Oh, fickle humans! You love sunshine in the winter, when it helps to keep your buildings warm and toasty. But in the summer, you’d rather not have to deal with all that heat. Is there a way to have your cake and eat it too, without losing the advantages of natural daylighting? A recent report presented by the University of Oregon (U of O) at the Association of Collegiate Schools of Architecture‘s 2012 annual meeting says yes.
The report, presented at a session entitled “Design Computation: Parametrics, Performance, Pedagogy and Praxis,” details the findings of the Shaping Light study conducted by Nancy Cheng, a faculty member in the Department of Architecture at U of O. The purpose of the study was to explore how adjustable surface structures can create aesthetically pleasing sun-shading screens that modulate heat gain and light levels in response to various diurnal, seasonal and climatic performance criteria. These adjustable surface structures took the form of 2D sheets arranged in various origami folds to form smart window shades that respond differently to different levels of sun intensity and angles.
Inspiration for the study came from Helmut Koster’s 2004 documentation of the Retro-Lux sun-screen system, which showed how horizontal blind slats with a folded surface can block direct summer sun and bounce winter sunlight deep into a room while maximizing views to the outside world.
The study’s goal with the sun-shading screens was to adapt the paper-folding techniques of origami to architectural applications. From a variety of folding prototypes, researchers settled on an accordion-pleat pattern that provided the best possibilities for a room-size kinetic modular system while still maintaining an interesting visual pattern. Crisp v-folds allowed the surface to compress; vertically flipping the cut motifs on alternate convex vs. concave spines made the petals move in the same direction, so they could bounce sunbeams together. Adding a secondary inverted fold within the petal created a scoop that bounced more light, giving the alternating motifs more visual similarity, and reinforcing the origami fold structure. From these basic shapes, two different lattice-like patterns were created.

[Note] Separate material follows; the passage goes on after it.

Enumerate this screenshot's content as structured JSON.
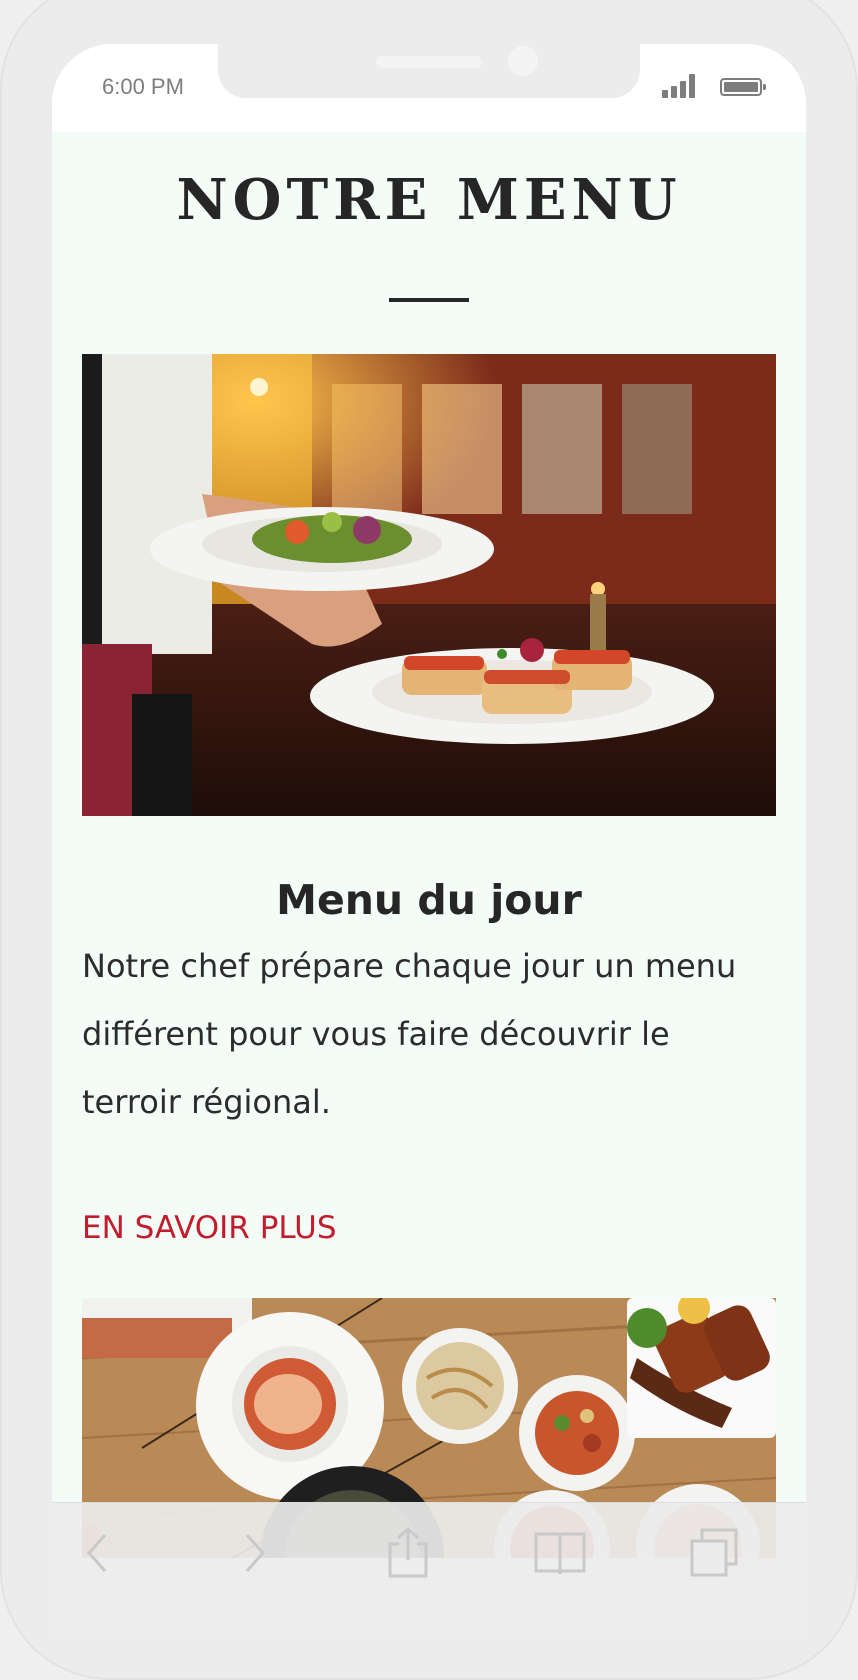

These patterns, beyond helping to strategically control solar gain, create appealing patterns of sun and shadow within building interiors. The House in Shadow home design we featured earlier this month is a good example of just how appealing those patterns can be, while offering a smart, green, low-tech solution to the challenges associated with heat gain vs. natural lighting in sunny (and hot) Phoenix, Ariz. But the screens used in the Shaping Light study differ from the rigid brise soleil shades used in that project in that these shades can be cut to specifically control heat gain in different climates.
In fact, the Shaping Light study revealed that the ideal patterns for origami-inspired sunshades differ significantly based on climate, but that poses no great challenge. “Parametric software allows us to quickly reconfigure a screen based on changing site and climate conditions,” Chen said, in the report. “A screen designed for the Portland climate could quickly be adapted to the climate of Alaska or Arizona with relative ease. We’re only beginning to scratch the surface of what parametric modeling can offer us.”
Whether we see such sunshades shaped by such “digital origami” modeling software become a common feature in green building projects remains to be seen. But as far as green technology goes, this one looks a whole lot cheaper than, say, solar air conditioning.